**Source data**
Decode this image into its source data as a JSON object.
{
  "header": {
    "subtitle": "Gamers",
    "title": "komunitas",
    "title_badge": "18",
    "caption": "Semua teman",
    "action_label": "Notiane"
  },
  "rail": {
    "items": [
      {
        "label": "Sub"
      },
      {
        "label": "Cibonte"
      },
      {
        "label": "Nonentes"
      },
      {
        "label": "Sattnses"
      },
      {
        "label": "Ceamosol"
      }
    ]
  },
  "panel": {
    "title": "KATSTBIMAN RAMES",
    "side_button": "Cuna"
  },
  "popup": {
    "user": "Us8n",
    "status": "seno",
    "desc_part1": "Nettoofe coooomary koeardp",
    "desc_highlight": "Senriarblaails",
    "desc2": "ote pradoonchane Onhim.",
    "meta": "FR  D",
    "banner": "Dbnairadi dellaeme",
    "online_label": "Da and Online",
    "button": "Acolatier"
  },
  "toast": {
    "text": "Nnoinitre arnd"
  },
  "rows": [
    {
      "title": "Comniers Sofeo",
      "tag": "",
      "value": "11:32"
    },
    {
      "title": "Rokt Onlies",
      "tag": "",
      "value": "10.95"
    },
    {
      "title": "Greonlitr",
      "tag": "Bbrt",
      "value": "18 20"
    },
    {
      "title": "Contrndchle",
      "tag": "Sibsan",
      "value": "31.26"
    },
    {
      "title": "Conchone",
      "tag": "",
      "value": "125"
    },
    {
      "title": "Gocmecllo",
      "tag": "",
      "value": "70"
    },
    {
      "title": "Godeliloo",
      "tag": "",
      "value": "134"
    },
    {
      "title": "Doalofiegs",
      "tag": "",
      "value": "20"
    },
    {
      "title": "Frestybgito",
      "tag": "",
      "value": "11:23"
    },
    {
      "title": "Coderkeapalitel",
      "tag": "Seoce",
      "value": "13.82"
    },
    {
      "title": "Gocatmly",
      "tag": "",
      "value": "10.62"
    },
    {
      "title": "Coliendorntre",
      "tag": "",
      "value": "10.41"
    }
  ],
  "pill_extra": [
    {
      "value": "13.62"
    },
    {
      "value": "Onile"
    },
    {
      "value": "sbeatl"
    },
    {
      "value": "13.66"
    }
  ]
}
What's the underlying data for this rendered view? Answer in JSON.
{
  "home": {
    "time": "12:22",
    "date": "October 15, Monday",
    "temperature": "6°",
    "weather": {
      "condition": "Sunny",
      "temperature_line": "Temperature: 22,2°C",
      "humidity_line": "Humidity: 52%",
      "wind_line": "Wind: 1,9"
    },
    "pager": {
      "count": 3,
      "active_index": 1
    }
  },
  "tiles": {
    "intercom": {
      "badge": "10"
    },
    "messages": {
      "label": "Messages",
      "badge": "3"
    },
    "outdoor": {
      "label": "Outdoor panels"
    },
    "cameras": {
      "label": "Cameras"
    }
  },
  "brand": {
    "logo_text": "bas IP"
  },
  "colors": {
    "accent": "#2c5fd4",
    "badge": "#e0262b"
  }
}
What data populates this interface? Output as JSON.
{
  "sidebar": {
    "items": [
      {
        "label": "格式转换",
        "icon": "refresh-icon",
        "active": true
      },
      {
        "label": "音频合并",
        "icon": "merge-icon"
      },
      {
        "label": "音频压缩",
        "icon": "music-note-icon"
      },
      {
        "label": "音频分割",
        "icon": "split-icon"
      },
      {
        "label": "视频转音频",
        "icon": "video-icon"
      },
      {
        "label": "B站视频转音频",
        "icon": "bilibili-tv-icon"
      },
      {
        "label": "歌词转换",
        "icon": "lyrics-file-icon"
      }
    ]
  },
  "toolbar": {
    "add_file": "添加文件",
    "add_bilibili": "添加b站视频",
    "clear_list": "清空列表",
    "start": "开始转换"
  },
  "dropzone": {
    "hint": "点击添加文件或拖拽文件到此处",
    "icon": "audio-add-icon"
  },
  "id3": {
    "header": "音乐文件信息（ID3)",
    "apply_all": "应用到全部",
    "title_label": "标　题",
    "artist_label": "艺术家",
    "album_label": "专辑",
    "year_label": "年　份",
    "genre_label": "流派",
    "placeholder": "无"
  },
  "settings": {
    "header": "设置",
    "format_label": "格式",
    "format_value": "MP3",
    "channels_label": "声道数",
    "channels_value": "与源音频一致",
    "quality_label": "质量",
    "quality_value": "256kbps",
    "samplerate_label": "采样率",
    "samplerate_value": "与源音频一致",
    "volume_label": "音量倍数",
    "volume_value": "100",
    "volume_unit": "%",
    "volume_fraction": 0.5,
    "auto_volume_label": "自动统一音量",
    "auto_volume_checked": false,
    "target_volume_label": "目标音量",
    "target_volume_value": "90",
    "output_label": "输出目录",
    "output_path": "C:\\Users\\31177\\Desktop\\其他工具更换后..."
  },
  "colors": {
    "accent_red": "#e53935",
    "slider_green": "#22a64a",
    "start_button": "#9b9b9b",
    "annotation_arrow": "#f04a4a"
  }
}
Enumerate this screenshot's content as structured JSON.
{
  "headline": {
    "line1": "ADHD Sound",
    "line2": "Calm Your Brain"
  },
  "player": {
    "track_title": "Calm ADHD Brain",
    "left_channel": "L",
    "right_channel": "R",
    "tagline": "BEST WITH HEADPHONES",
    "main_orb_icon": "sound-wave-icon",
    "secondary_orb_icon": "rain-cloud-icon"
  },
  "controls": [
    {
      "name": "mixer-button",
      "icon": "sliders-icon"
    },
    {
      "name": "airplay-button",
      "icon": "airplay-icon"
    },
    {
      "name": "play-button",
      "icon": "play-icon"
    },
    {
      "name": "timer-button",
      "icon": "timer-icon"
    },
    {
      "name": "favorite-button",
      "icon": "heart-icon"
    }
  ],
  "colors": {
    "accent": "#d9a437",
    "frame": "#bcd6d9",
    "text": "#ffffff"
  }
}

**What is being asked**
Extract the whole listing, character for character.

**Result**
Decode this image into its source data as a JSON object.
{
  "header": {
    "subtitle": "Gamers",
    "title": "komunitas",
    "title_badge": "18",
    "caption": "Semua teman",
    "action_label": "Notiane"
  },
  "rail": {
    "items": [
      {
        "label": "Sub"
      },
      {
        "label": "Cibonte"
      },
      {
        "label": "Nonentes"
      },
      {
        "label": "Sattnses"
      },
      {
        "label": "Ceamosol"
      }
    ]
  },
  "panel": {
    "title": "KATSTBIMAN RAMES",
    "side_button": "Cuna"
  },
  "popup": {
    "user": "Us8n",
    "status": "seno",
    "desc_part1": "Nettoofe coooomary koeardp",
    "desc_highlight": "Senriarblaails",
    "desc2": "ote pradoonchane Onhim.",
    "meta": "FR  D",
    "banner": "Dbnairadi dellaeme",
    "online_label": "Da and Online",
    "button": "Acolatier"
  },
  "toast": {
    "text": "Nnoinitre arnd"
  },
  "rows": [
    {
      "title": "Comniers Sofeo",
      "tag": "",
      "value": "11:32"
    },
    {
      "title": "Rokt Onlies",
      "tag": "",
      "value": "10.95"
    },
    {
      "title": "Greonlitr",
      "tag": "Bbrt",
      "value": "18 20"
    },
    {
      "title": "Contrndchle",
      "tag": "Sibsan",
      "value": "31.26"
    },
    {
      "title": "Conchone",
      "tag": "",
      "value": "125"
    },
    {
      "title": "Gocmecllo",
      "tag": "",
      "value": "70"
    },
    {
      "title": "Godeliloo",
      "tag": "",
      "value": "134"
    },
    {
      "title": "Doalofiegs",
      "tag": "",
      "value": "20"
    },
    {
      "title": "Frestybgito",
      "tag": "",
      "value": "11:23"
    },
    {
      "title": "Coderkeapalitel",
      "tag": "Seoce",
      "value": "13.82"
    },
    {
      "title": "Gocatmly",
      "tag": "",
      "value": "10.62"
    },
    {
      "title": "Coliendorntre",
      "tag": "",
      "value": "10.41"
    }
  ],
  "pill_extra": [
    {
      "value": "13.62"
    },
    {
      "value": "Onile"
    },
    {
      "value": "sbeatl"
    },
    {
      "value": "13.66"
    }
  ]
}
What's the underlying data for this rendered view? Answer in JSON.
{
  "home": {
    "time": "12:22",
    "date": "October 15, Monday",
    "temperature": "6°",
    "weather": {
      "condition": "Sunny",
      "temperature_line": "Temperature: 22,2°C",
      "humidity_line": "Humidity: 52%",
      "wind_line": "Wind: 1,9"
    },
    "pager": {
      "count": 3,
      "active_index": 1
    }
  },
  "tiles": {
    "intercom": {
      "badge": "10"
    },
    "messages": {
      "label": "Messages",
      "badge": "3"
    },
    "outdoor": {
      "label": "Outdoor panels"
    },
    "cameras": {
      "label": "Cameras"
    }
  },
  "brand": {
    "logo_text": "bas IP"
  },
  "colors": {
    "accent": "#2c5fd4",
    "badge": "#e0262b"
  }
}
What data populates this interface? Output as JSON.
{
  "sidebar": {
    "items": [
      {
        "label": "格式转换",
        "icon": "refresh-icon",
        "active": true
      },
      {
        "label": "音频合并",
        "icon": "merge-icon"
      },
      {
        "label": "音频压缩",
        "icon": "music-note-icon"
      },
      {
        "label": "音频分割",
        "icon": "split-icon"
      },
      {
        "label": "视频转音频",
        "icon": "video-icon"
      },
      {
        "label": "B站视频转音频",
        "icon": "bilibili-tv-icon"
      },
      {
        "label": "歌词转换",
        "icon": "lyrics-file-icon"
      }
    ]
  },
  "toolbar": {
    "add_file": "添加文件",
    "add_bilibili": "添加b站视频",
    "clear_list": "清空列表",
    "start": "开始转换"
  },
  "dropzone": {
    "hint": "点击添加文件或拖拽文件到此处",
    "icon": "audio-add-icon"
  },
  "id3": {
    "header": "音乐文件信息（ID3)",
    "apply_all": "应用到全部",
    "title_label": "标　题",
    "artist_label": "艺术家",
    "album_label": "专辑",
    "year_label": "年　份",
    "genre_label": "流派",
    "placeholder": "无"
  },
  "settings": {
    "header": "设置",
    "format_label": "格式",
    "format_value": "MP3",
    "channels_label": "声道数",
    "channels_value": "与源音频一致",
    "quality_label": "质量",
    "quality_value": "256kbps",
    "samplerate_label": "采样率",
    "samplerate_value": "与源音频一致",
    "volume_label": "音量倍数",
    "volume_value": "100",
    "volume_unit": "%",
    "volume_fraction": 0.5,
    "auto_volume_label": "自动统一音量",
    "auto_volume_checked": false,
    "target_volume_label": "目标音量",
    "target_volume_value": "90",
    "output_label": "输出目录",
    "output_path": "C:\\Users\\31177\\Desktop\\其他工具更换后..."
  },
  "colors": {
    "accent_red": "#e53935",
    "slider_green": "#22a64a",
    "start_button": "#9b9b9b",
    "annotation_arrow": "#f04a4a"
  }
}
Enumerate this screenshot's content as structured JSON.
{
  "headline": {
    "line1": "ADHD Sound",
    "line2": "Calm Your Brain"
  },
  "player": {
    "track_title": "Calm ADHD Brain",
    "left_channel": "L",
    "right_channel": "R",
    "tagline": "BEST WITH HEADPHONES",
    "main_orb_icon": "sound-wave-icon",
    "secondary_orb_icon": "rain-cloud-icon"
  },
  "controls": [
    {
      "name": "mixer-button",
      "icon": "sliders-icon"
    },
    {
      "name": "airplay-button",
      "icon": "airplay-icon"
    },
    {
      "name": "play-button",
      "icon": "play-icon"
    },
    {
      "name": "timer-button",
      "icon": "timer-icon"
    },
    {
      "name": "favorite-button",
      "icon": "heart-icon"
    }
  ],
  "colors": {
    "accent": "#d9a437",
    "frame": "#bcd6d9",
    "text": "#ffffff"
  }
}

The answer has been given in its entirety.